And here's a video of what he's doing now with his life, making beautiful music:
Friday, December 12, 2008
My parents, on the other hand, started losing power at 11 last night and didn't get it back until 1 this afternoon. Luckily, they have a fireplace and camp stoves and lanterns to see them through. My sister in central MA lost electricity and still doesn't have it. One of her colleagues had a tree go down on her house. No one got hurt, but it's going to be a mess to clean up.
On the other hand, even though it is destructive, the ice is quite beautiful. The pictures here were taken in my parents' back, front, and back yard. Rather magical looking wouldn't you say?

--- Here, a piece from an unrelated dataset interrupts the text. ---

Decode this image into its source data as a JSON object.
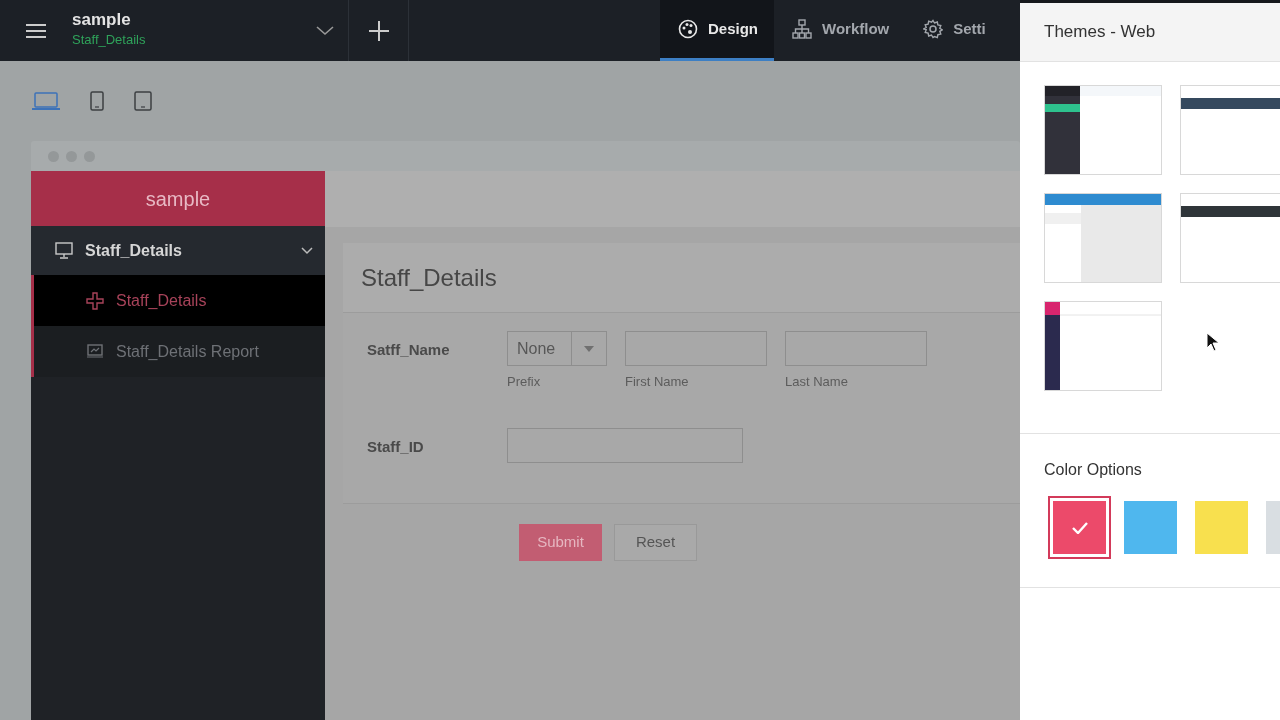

Many of my favorite carols were first poems written by English poets, now set to music. As I've mentioned before, Christina Rossetti is a favorite of mine and many others, but perhaps the work of a lesser known poet (at least to the general public), is that of 17th century genius Robert Herrick. Best known for his carpe diem poetry, he also wrote this beautiful carol that was first presented to the king.
My favorite setting of it is John Rutter's, maybe because I've had the privilege of playing under his baton a number of times, but I think more because of the peace that overcomes me when I hear the music and contemplate the impact of the gift of salvation that is implicit in the birth of Christ. For me, there truly is no sweeter music we can bring than a carol celebrating our Savior's birth.
Sunday, December 07, 2008
The concert took place in Boston's Symphony Hall, one of the finest concert halls in the world. It was, as you might expect, wonderful. This was the full Messiah, all 2 hours and 45 minutes of it. Truly inspiring. The soloists were quite good. We liked the men especially. The conductor, a guest from England, was beyond interesting to watch. He literally shaped the sound we heard, using every part of his body to do so. It was a riveting performance in every way.
Photos from the Handel and Haydn Society's website
Friday, December 05, 2008
Earlier today I had a message from a classmate in 8th grade. He is now a pastor in Wales, of all places. And even earlier a student who graduated 10 years ago came back to give a chapel talk to the students. In the 10 years since he graduated, he's made and lost millions, but just recently found his focus and is now a lay pastor for an area church. Such fun to see the current students learning from graduates!
The student from Michigan was in the very first American Literature class I ever taught 30 years ago. His family built boats (still does). Three years ago, he and his own family went to Peru to build a unique boat, a floating church for a congregation that lives on the Floating Islands of Lake Titicaca. Coincidentally, I took our senior class that year on a mission trip to the same region in Peru and we saw the church that this "boy" helped build. We literally missed each other by days. Another student in that first class was along on the trip as a doctor. I would love to have seen them, but it was quite satisfying seeing their work and hearing the excitement of the people as they talked about their new place of worship.
[I'll not mention, but briefly, that the internet was also re- sponsible for all but destroying my computer last weekend and it took the entire weekend to get it back (that and $145 to the guy who restored it properly...). It's a love-hate relationship I have, I guess.]
Pictures are of Lake Titicaca, Peru...taken in December 2005. These people literally live on straw islands that float in the middle of the highest navigable lake in the world. The floating church is docked for the moment, but it can float from island to island as needed, just like a boat! Pretty cool!